The ear is a part of the body that presents very complex anatomical characteristics. This factor is due to the elevations and depressions that give their natural shape.
The main superficial components of the organ are: the helix (external and greater curvature), antihelix (internal elevation that divides into superior and inferior crus), scapha (which is the fossa between the helix and the antihelix).
Indications for ear reconstruction surgery
Surgeries in the auricular region (ear) are performed by plastic surgeons for two reasons: aesthetic and restorative. In the aesthetic area, Otoplasty is intended for the correction of aesthetic defects such as, for example, protruding ears or malformations of the pavilion of the ear. In the restorative area, the operation to reconstruct the ear has a number of possible indications. An intervention may be necessary in case of congenital defects, that is, that arise during the formation of the organ or when an initially normal ear suffers some trauma. In the last scenario, the aim is to correct the deformity and restore the original appearance of the region.
The ears are places that are often traumatized. For example, wearing earrings that are not proportionate or with excessive traction can tear the ear leading to a bifid lobe or ear tear.
Falls, fights, and burns are other examples of trauma. Practice and competition in MMA-type contact sports ( mixed martial arts or mixed martial arts) often injure the ears as well. These and other traumas with complete avulsion (violent extraction) or partial loss of the ear may occur, requiring Ear Reconstruction plastic surgery.
Other problems that occur in the ears, especially in the elderly, are benign and malignant tumors of the skin. In these cases, it is necessary to resect the tumors and eventually perform flaps for Ear Reconstruction. The pieces with the tumors are sent for anatomopathological study.
In general, recent techniques of complete reconstruction involve, on average, two interventions programmed according to the demand of the frame. An interval of at least six months is recommended between the first and second phases of the process. The operation is performed in a hospital, and requires general or local anesthesia with sedation.

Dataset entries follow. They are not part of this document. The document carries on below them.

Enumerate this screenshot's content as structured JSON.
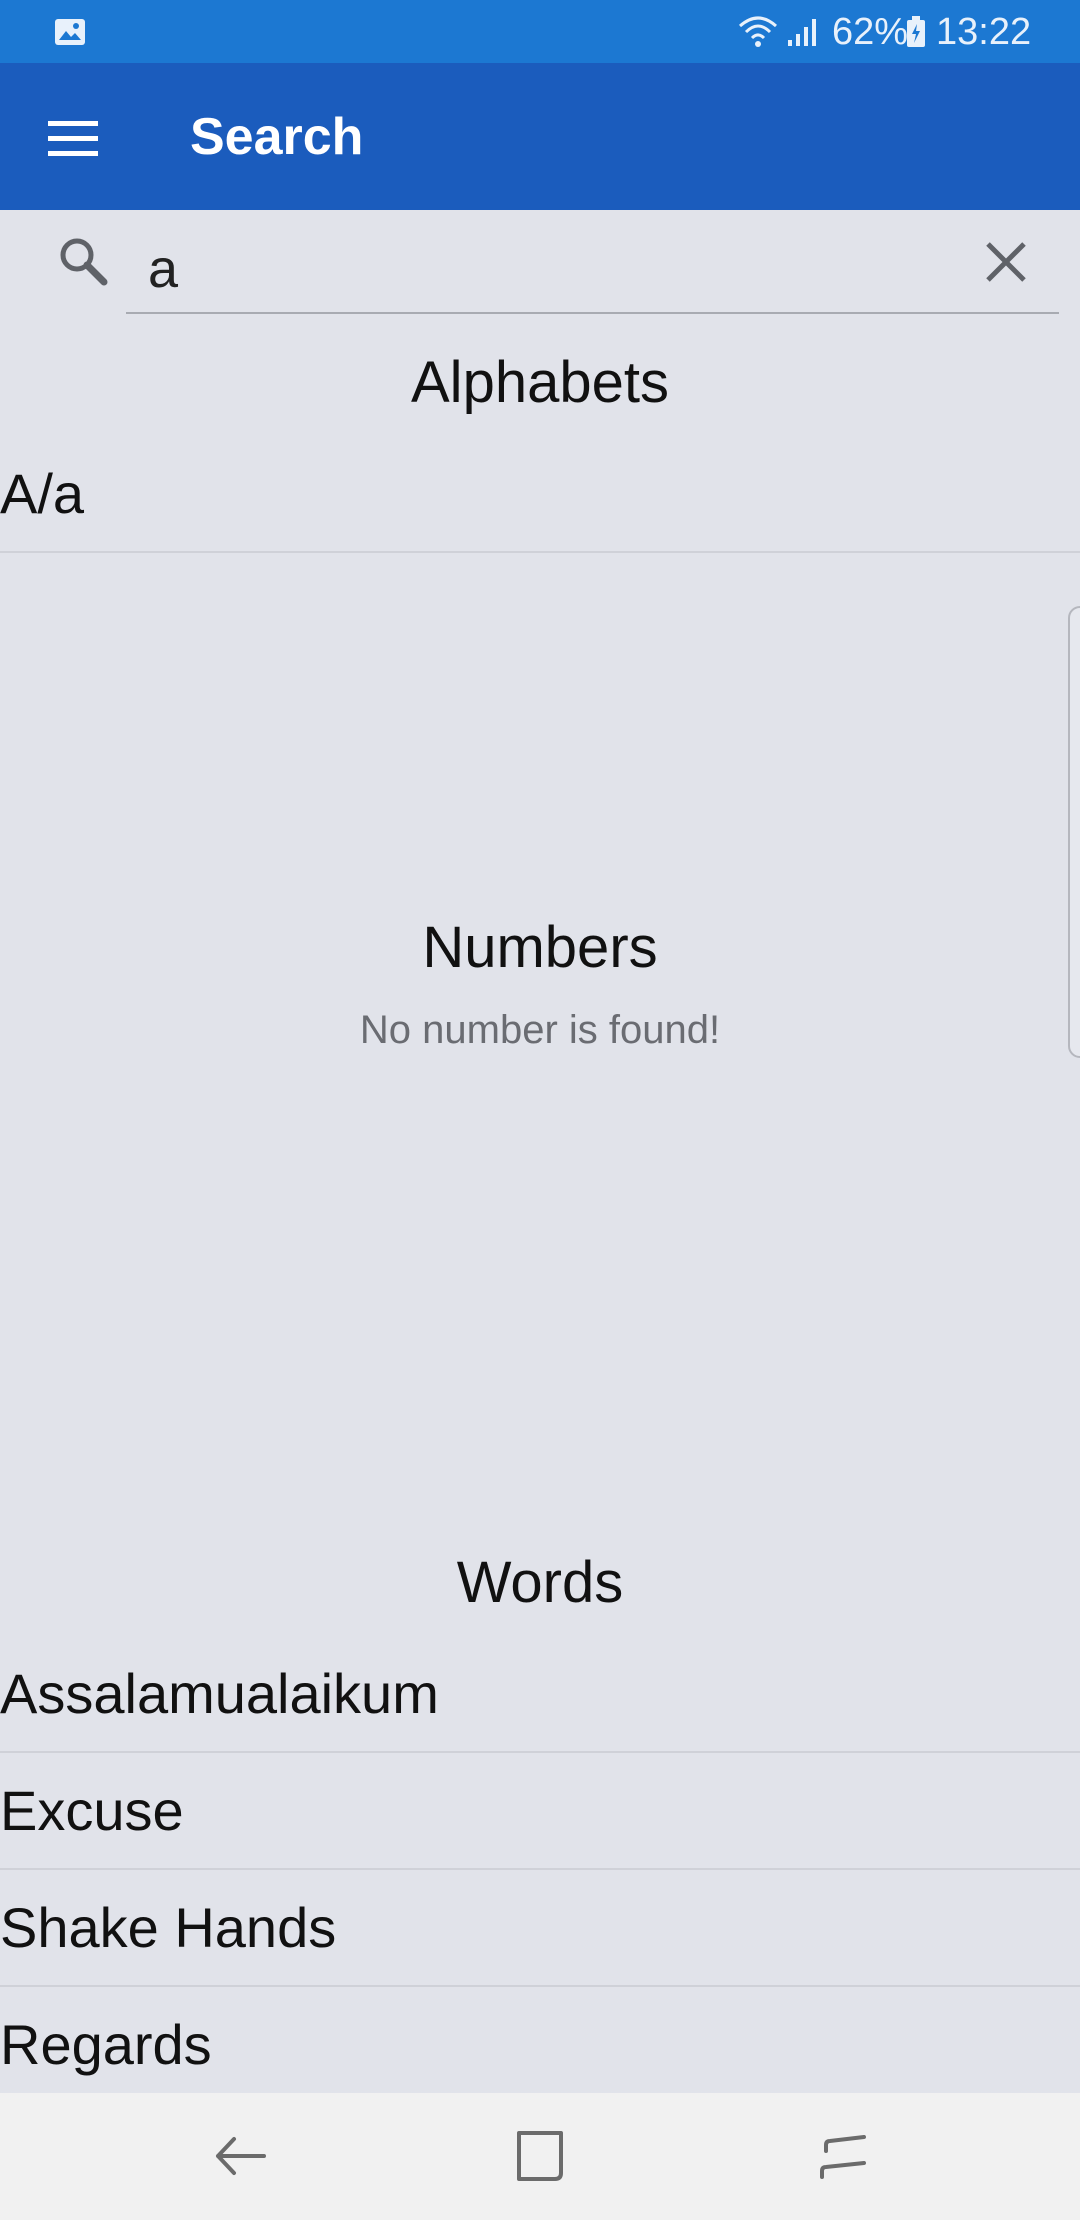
{
  "status_bar": {
    "battery_percent": "62%",
    "time": "13:22"
  },
  "app_bar": {
    "title": "Search"
  },
  "search": {
    "value": "a"
  },
  "sections": {
    "alphabets": {
      "heading": "Alphabets",
      "items": [
        "A/a"
      ]
    },
    "numbers": {
      "heading": "Numbers",
      "empty_message": "No number is found!"
    },
    "words": {
      "heading": "Words",
      "items": [
        "Assalamualaikum",
        "Excuse",
        "Shake Hands",
        "Regards"
      ]
    }
  },
  "colors": {
    "status_bar": "#1c78d2",
    "app_bar": "#1b5cbd",
    "background": "#e1e3ea",
    "nav_bar": "#f1f1f1"
  },
  "icons": [
    "gallery-icon",
    "wifi-icon",
    "signal-icon",
    "battery-icon",
    "menu-icon",
    "search-icon",
    "close-icon",
    "back-icon",
    "home-icon",
    "recents-icon"
  ]
}
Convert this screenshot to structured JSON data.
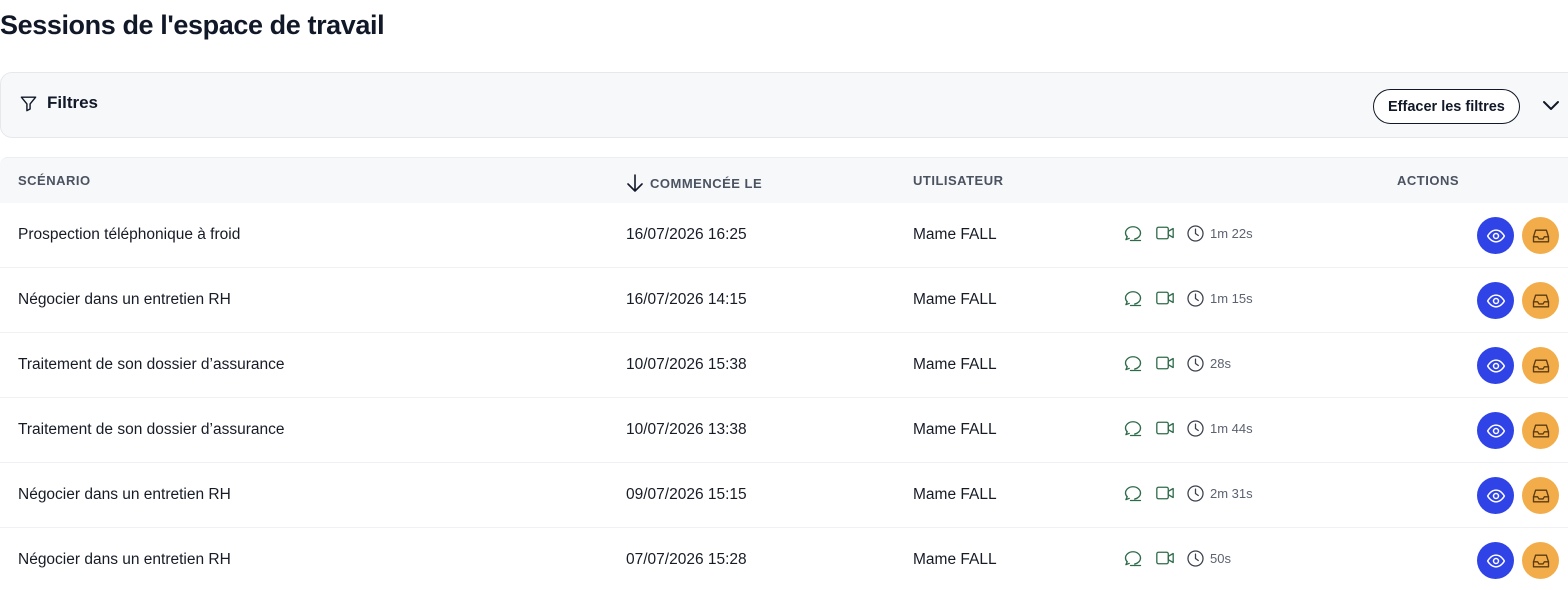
{
  "page": {
    "title": "Sessions de l'espace de travail"
  },
  "filters": {
    "label": "Filtres",
    "clear_label": "Effacer les filtres",
    "icon": "filter-icon",
    "collapse_icon": "chevron-down-icon"
  },
  "table": {
    "columns": {
      "scenario": "SCÉNARIO",
      "started_at": "COMMENCÉE LE",
      "user": "UTILISATEUR",
      "actions": "ACTIONS"
    },
    "sort": {
      "column": "started_at",
      "direction": "desc",
      "icon": "arrow-down-icon"
    },
    "rows": [
      {
        "scenario": "Prospection téléphonique à froid",
        "started_at": "16/07/2026 16:25",
        "user": "Mame FALL",
        "duration": "1m 22s"
      },
      {
        "scenario": "Négocier dans un entretien RH",
        "started_at": "16/07/2026 14:15",
        "user": "Mame FALL",
        "duration": "1m 15s"
      },
      {
        "scenario": "Traitement de son dossier d’assurance",
        "started_at": "10/07/2026 15:38",
        "user": "Mame FALL",
        "duration": "28s"
      },
      {
        "scenario": "Traitement de son dossier d’assurance",
        "started_at": "10/07/2026 13:38",
        "user": "Mame FALL",
        "duration": "1m 44s"
      },
      {
        "scenario": "Négocier dans un entretien RH",
        "started_at": "09/07/2026 15:15",
        "user": "Mame FALL",
        "duration": "2m 31s"
      },
      {
        "scenario": "Négocier dans un entretien RH",
        "started_at": "07/07/2026 15:28",
        "user": "Mame FALL",
        "duration": "50s"
      }
    ]
  },
  "row_icons": [
    "chat-icon",
    "video-icon",
    "clock-icon",
    "eye-icon",
    "inbox-icon"
  ],
  "colors": {
    "view_button": "#2f43e6",
    "archive_button": "#f2ac4a",
    "meta_icons": "#2f6b4a",
    "header_bg": "#f7f8fa"
  }
}
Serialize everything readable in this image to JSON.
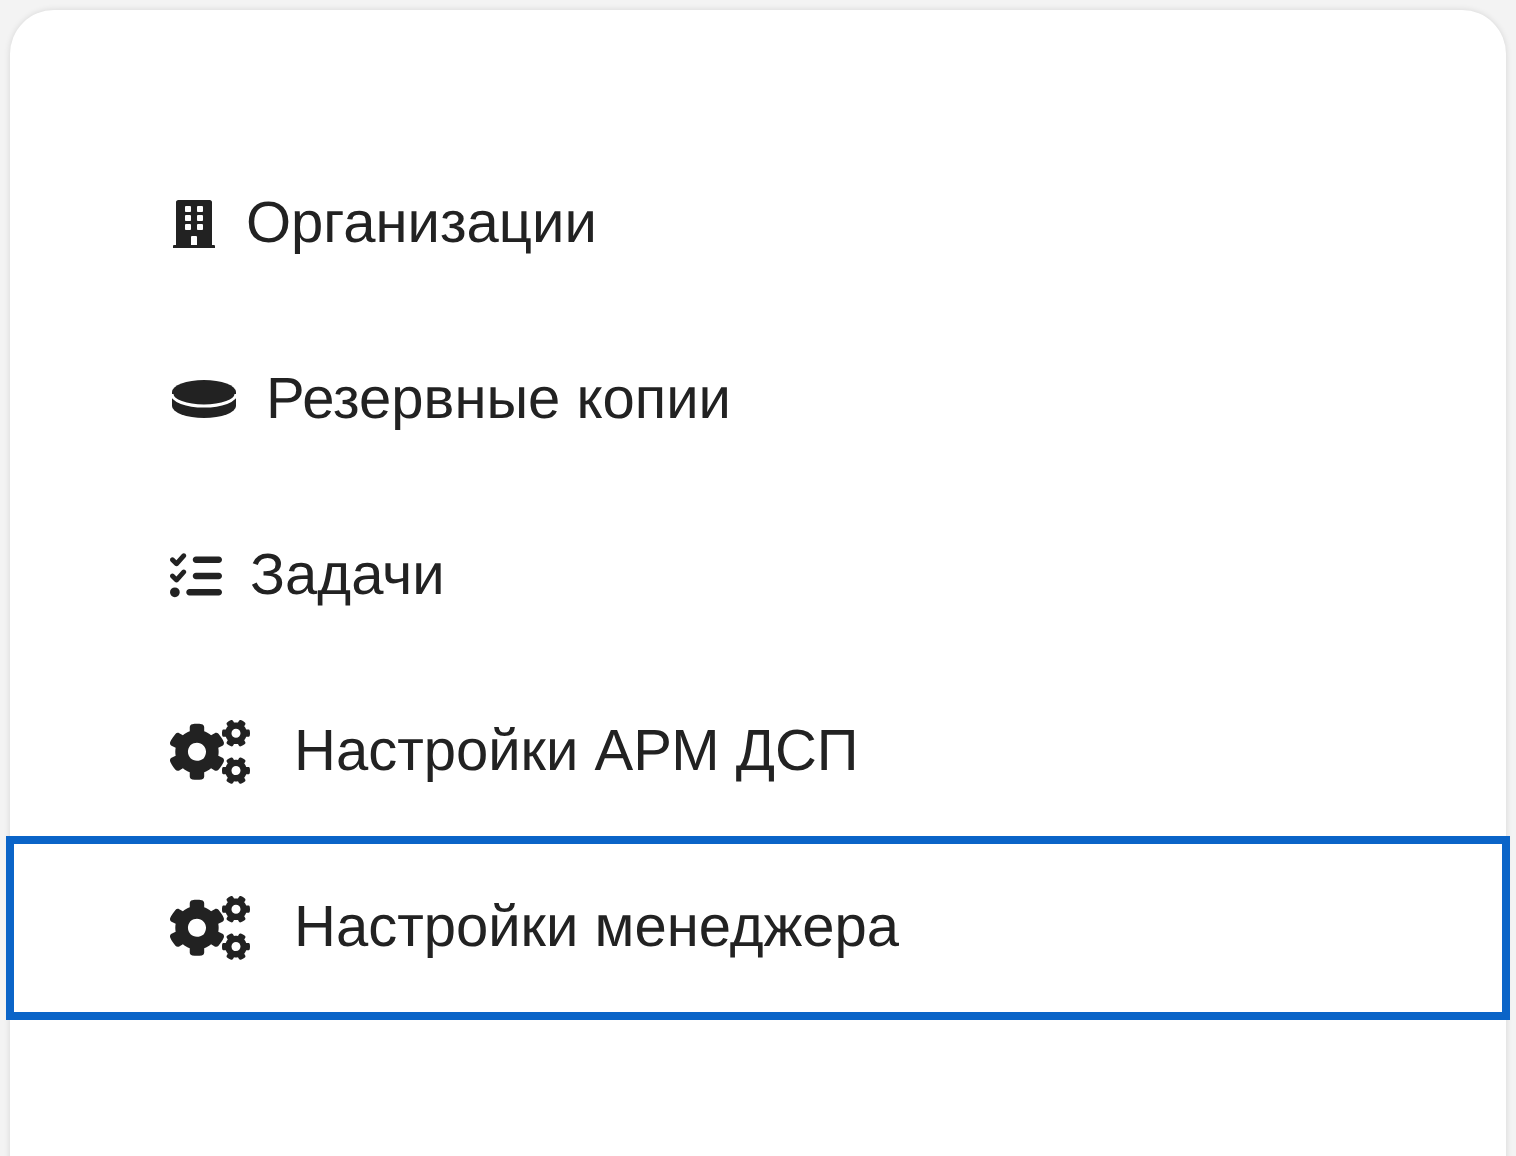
{
  "menu": {
    "items": [
      {
        "label": "Организации",
        "selected": false
      },
      {
        "label": "Резервные копии",
        "selected": false
      },
      {
        "label": "Задачи",
        "selected": false
      },
      {
        "label": "Настройки АРМ ДСП",
        "selected": false
      },
      {
        "label": "Настройки менеджера",
        "selected": true
      }
    ]
  }
}
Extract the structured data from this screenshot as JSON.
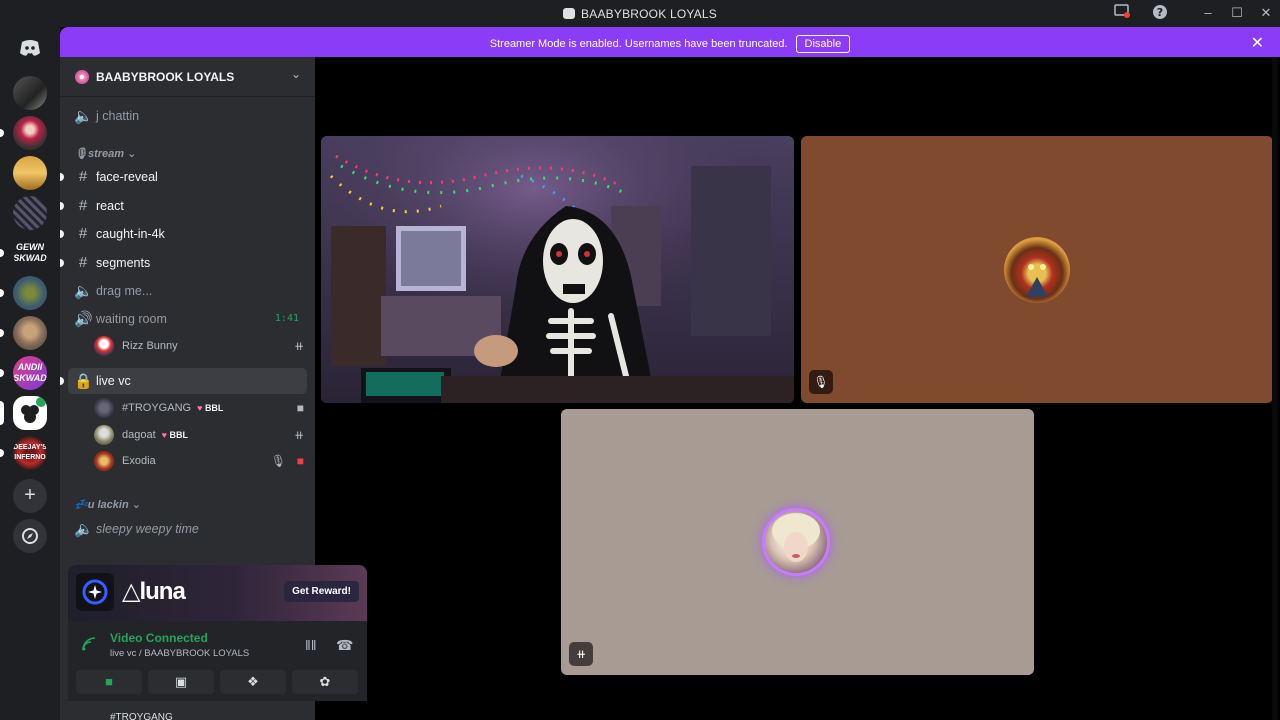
{
  "window": {
    "title": "BAABYBROOK LOYALS"
  },
  "banner": {
    "message": "Streamer Mode is enabled. Usernames have been truncated.",
    "button": "Disable"
  },
  "server": {
    "name": "BAABYBROOK LOYALS"
  },
  "channels": {
    "chattin": "j chattin",
    "category_stream": "stream",
    "face_reveal": "face-reveal",
    "react": "react",
    "caught": "caught-in-4k",
    "segments": "segments",
    "drag": "drag me...",
    "waiting": "waiting room",
    "waiting_timer": "1:41",
    "live": "live vc",
    "category_lackin": "u lackin",
    "sleepy": "sleepy weepy time"
  },
  "users": {
    "rizz": "Rizz Bunny",
    "troygang": "#TROYGANG",
    "dagoat": "dagoat",
    "exodia": "Exodia",
    "tag": "BBL"
  },
  "promo": {
    "brand": "luna",
    "button": "Get Reward!"
  },
  "voice": {
    "status": "Video Connected",
    "sub": "live vc / BAABYBROOK LOYALS"
  },
  "colors": {
    "accent": "#8b3cf7",
    "connected": "#23a55a",
    "tile_brown": "#7f4a2e",
    "tile_beige": "#a79b94"
  },
  "icons": [
    "discord-icon",
    "hash-icon",
    "speaker-icon",
    "lock-icon",
    "camera-icon",
    "screen-share-icon",
    "activity-icon",
    "soundboard-icon",
    "mic-off-icon",
    "hangup-icon",
    "signal-icon",
    "help-icon"
  ]
}
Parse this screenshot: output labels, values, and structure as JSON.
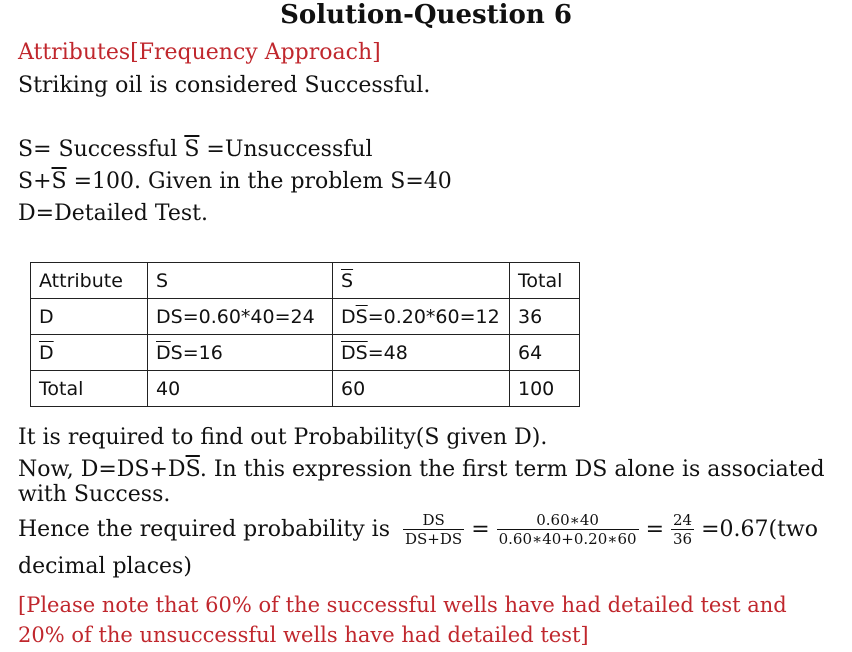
{
  "title": "Solution-Question 6",
  "subtitle": "Attributes[Frequency Approach]",
  "line1": "Striking oil is considered Successful.",
  "defs": {
    "s_def": "S= Successful ",
    "sbar": "S",
    "sbar_def": " =Unsuccessful"
  },
  "given": {
    "pre": "S+",
    "sbar": "S",
    "post": " =100. Given in the problem S=40"
  },
  "d_def": "D=Detailed Test.",
  "table": {
    "header": {
      "c0": "Attribute",
      "c1": "S",
      "c2": "S",
      "c3": "Total"
    },
    "row1": {
      "c0": "D",
      "c1": "DS=0.60*40=24",
      "c2_pre": "D",
      "c2_bar": "S",
      "c2_post": "=0.20*60=12",
      "c3": "36"
    },
    "row2": {
      "c0": "D",
      "c1_bar": "D",
      "c1_post": "S=16",
      "c2_bar": "DS",
      "c2_post": "=48",
      "c3": "64"
    },
    "row3": {
      "c0": "Total",
      "c1": "40",
      "c2": "60",
      "c3": "100"
    }
  },
  "req": "It is required to find out Probability(S given D).",
  "now": {
    "pre": "Now, D=DS+D",
    "bar": "S",
    "post": ". In this expression the first term DS alone is associated"
  },
  "with_success": "with Success.",
  "hence": {
    "pre": "Hence the required probability is",
    "f1_num": "DS",
    "f1_den_pre": "DS+D",
    "f1_den_bar": "S",
    "eq1": "=",
    "f2_num": "0.60∗40",
    "f2_den": "0.60∗40+0.20∗60",
    "eq2": "=",
    "f3_num": "24",
    "f3_den": "36",
    "result": "=0.67(two"
  },
  "decimal": "decimal places)",
  "note1": "[Please note that 60% of the successful wells have had detailed test and",
  "note2": "20% of the unsuccessful wells have had detailed test]"
}
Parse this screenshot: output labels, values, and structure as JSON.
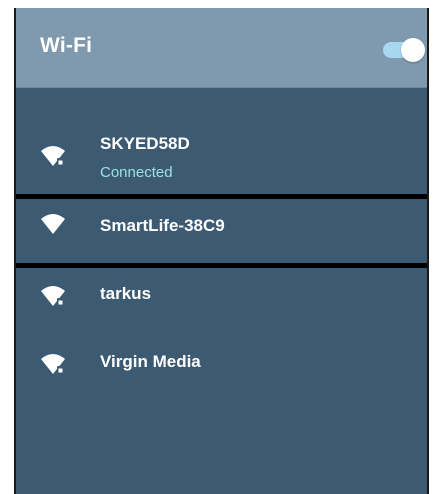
{
  "header": {
    "title": "Wi-Fi",
    "toggle_on": true
  },
  "networks": [
    {
      "ssid": "SKYED58D",
      "status": "Connected",
      "locked": true,
      "icon": "wifi-locked-icon"
    },
    {
      "ssid": "SmartLife-38C9",
      "status": "",
      "locked": false,
      "icon": "wifi-icon"
    },
    {
      "ssid": "tarkus",
      "status": "",
      "locked": true,
      "icon": "wifi-locked-icon"
    },
    {
      "ssid": "Virgin Media",
      "status": "",
      "locked": true,
      "icon": "wifi-locked-icon"
    }
  ],
  "colors": {
    "header_bg": "#7f9aaf",
    "panel_bg": "#3d5a73",
    "connected_text": "#9fe1e0",
    "toggle_track": "#a8d8ef",
    "highlight_border": "#000000"
  }
}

When the objective is only to restore the lower third of the ear – the lobe –, the treatment is usually carried out in the clinic itself, with local anesthesia.
Pre- and post-operative care
Before undergoing the more invasive approach, the patient will undergo a battery of physical and laboratory tests to assess their health status. If tests indicate any changes, it is possible that the ear procedure will be postponed to ensure the safety of the individual.
The postoperative period is not usually very painful, however, some people may feel discomfort in the chest, if this site is used to donate the cartilage used in the reconstruction. However, any pain is easily resolved with the administration of oral analgesics and anti-inflammatories prescribed by the doctor. The need to use stronger analgesics is rare.
In the ear, nylon threads are used for suturing. The stitches on the chest are performed with absorbable threads, eliminating the need for removal. Routine activities resume after 14 days, and sports practice is allowed after one month.
The good end result of ear reconstruction surgery is related to a number of variables. In addition to a correct execution of the intervention, postoperative care is essential for a satisfactory effect.
As a rule, those born with ear malformations tend to have a better response, as the virgin skin of surgery is of superior quality. From the fourth month of the 2nd phase, the ear reaches the definitive result, and certain touches can be made to soften scars and adjust contours.